    5.9 Questionnaire design

    5.10 Within-subjects and between-subjects

    5.11 Order effects, counterbalancing, and latin squares

    5.12 Group effects and asymmetric skill transfer

    5.13 Longitudinal studies

    5.14 Running the experiment

    Chapter 6. H


    No. of pages:
    © 2013
    Morgan Kaufmann
    Print ISBN:
    Electronic ISBN:

    About the author

    I. Scott MacKenzie

    I. Scott MacKenzie is Associate Professor of Computer Science and Engineering at York University, Canada. For the past 25 years, MacKenzie has been an active member of the HCI research community, with over 130 peer-reviewed publications (including more than 30 papers in the ACM SIGCHI conference proceedings). MacKenzie’s interests include human performance measurement and modeling, interaction devices and techniques, text entry, mobile computing, accessible computing, touch-based interaction, eye tracking, and experimental methodology.

    Affiliations and Expertise

    Associate Professor of Computer Science and Engineering at York University, Toronto, Ontario, Canada

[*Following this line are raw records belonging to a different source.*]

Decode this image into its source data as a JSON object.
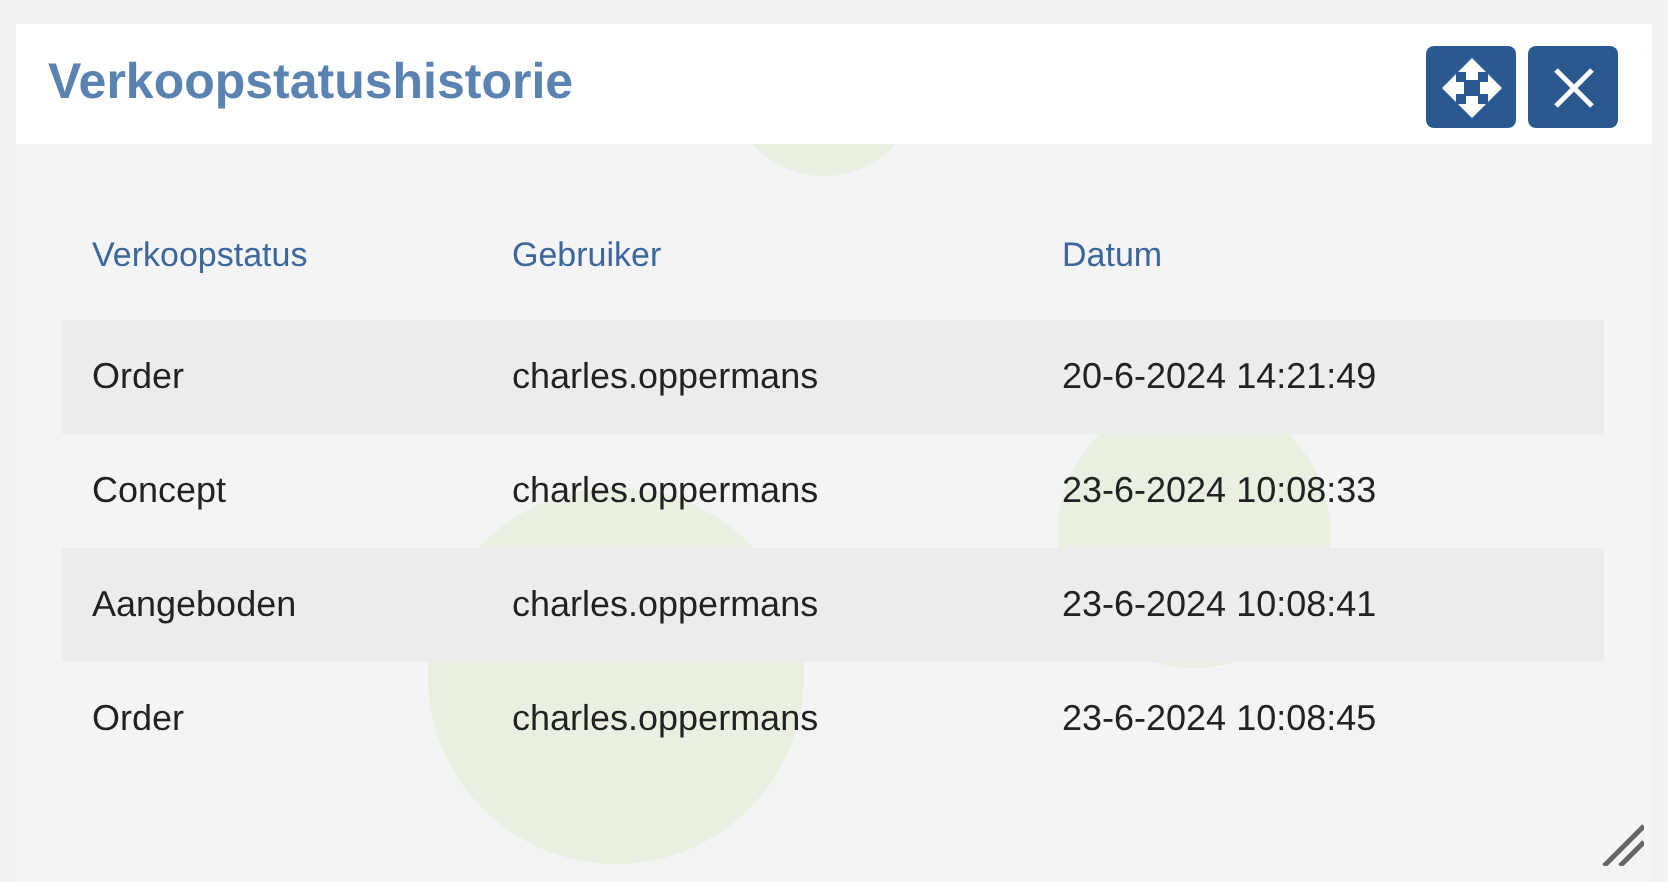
{
  "dialog": {
    "title": "Verkoopstatushistorie"
  },
  "table": {
    "columns": [
      "Verkoopstatus",
      "Gebruiker",
      "Datum"
    ],
    "rows": [
      {
        "cells": [
          "Order",
          "charles.oppermans",
          "20-6-2024 14:21:49"
        ]
      },
      {
        "cells": [
          "Concept",
          "charles.oppermans",
          "23-6-2024 10:08:33"
        ]
      },
      {
        "cells": [
          "Aangeboden",
          "charles.oppermans",
          "23-6-2024 10:08:41"
        ]
      },
      {
        "cells": [
          "Order",
          "charles.oppermans",
          "23-6-2024 10:08:45"
        ]
      }
    ]
  }
}
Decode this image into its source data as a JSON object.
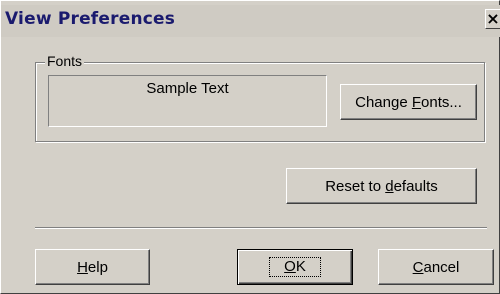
{
  "window": {
    "title": "View Preferences",
    "close_glyph": "×"
  },
  "fonts_group": {
    "label": "Fonts",
    "sample_text": "Sample Text",
    "change_button": {
      "before": "Change ",
      "mnemonic": "F",
      "after": "onts..."
    }
  },
  "reset_button": {
    "before": "Reset to ",
    "mnemonic": "d",
    "after": "efaults"
  },
  "footer": {
    "help_button": {
      "mnemonic": "H",
      "after": "elp"
    },
    "ok_button": {
      "mnemonic": "O",
      "after": "K"
    },
    "cancel_button": {
      "mnemonic": "C",
      "after": "ancel"
    }
  }
}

    "One could easily imagine it being titled An introduction to empirical research in HCI. That is its strength, and there it shines. The book is relatively short but packed with information; features tight but lively writing; and is thoughtfully illustrated and amply sourced…For those wishing to learn more about HCI through (publishable) experiments, this is a fantastic introduction.", December 20, 2013
    "Human-computer interactions (HCI) is an ever more important subject for study as computers become ever faster, smaller, and more integrated into daily life. MacKenzie …emphasizes the performance of research into HCI in this work intended for the working scientist…Each chapter concludes with student exercises and there is a supplementary website that contains software source code, several statistical applications, and packages for experiments in HCI."--Reference & Research Book News, December 2013
    "This is intended to be a textbook specifically for use in teaching the topic at a degree level, and it achieves that aim in no small measure…The text is clear, slightly conversational and offers a refreshing look at the field of study…The book contains a number of interesting case studies designed to illustrate the various issues, and it also contains some questionnaires and other example material, all designed to make the reader query how and why they do things.", November 2013
    "Scott McKenzie is one of the most thoughtful, thorough, authoritative, and careful HCI researchers I know.  This book puts his experience, insights, and wisdom into a highly accessible, practical, and user-friendly form.  It ties general notions in user interface design to solid scientific concepts and experimental procedures, and it teaches readers how to perform them for themselves.  And it even concludes with a chapter on how to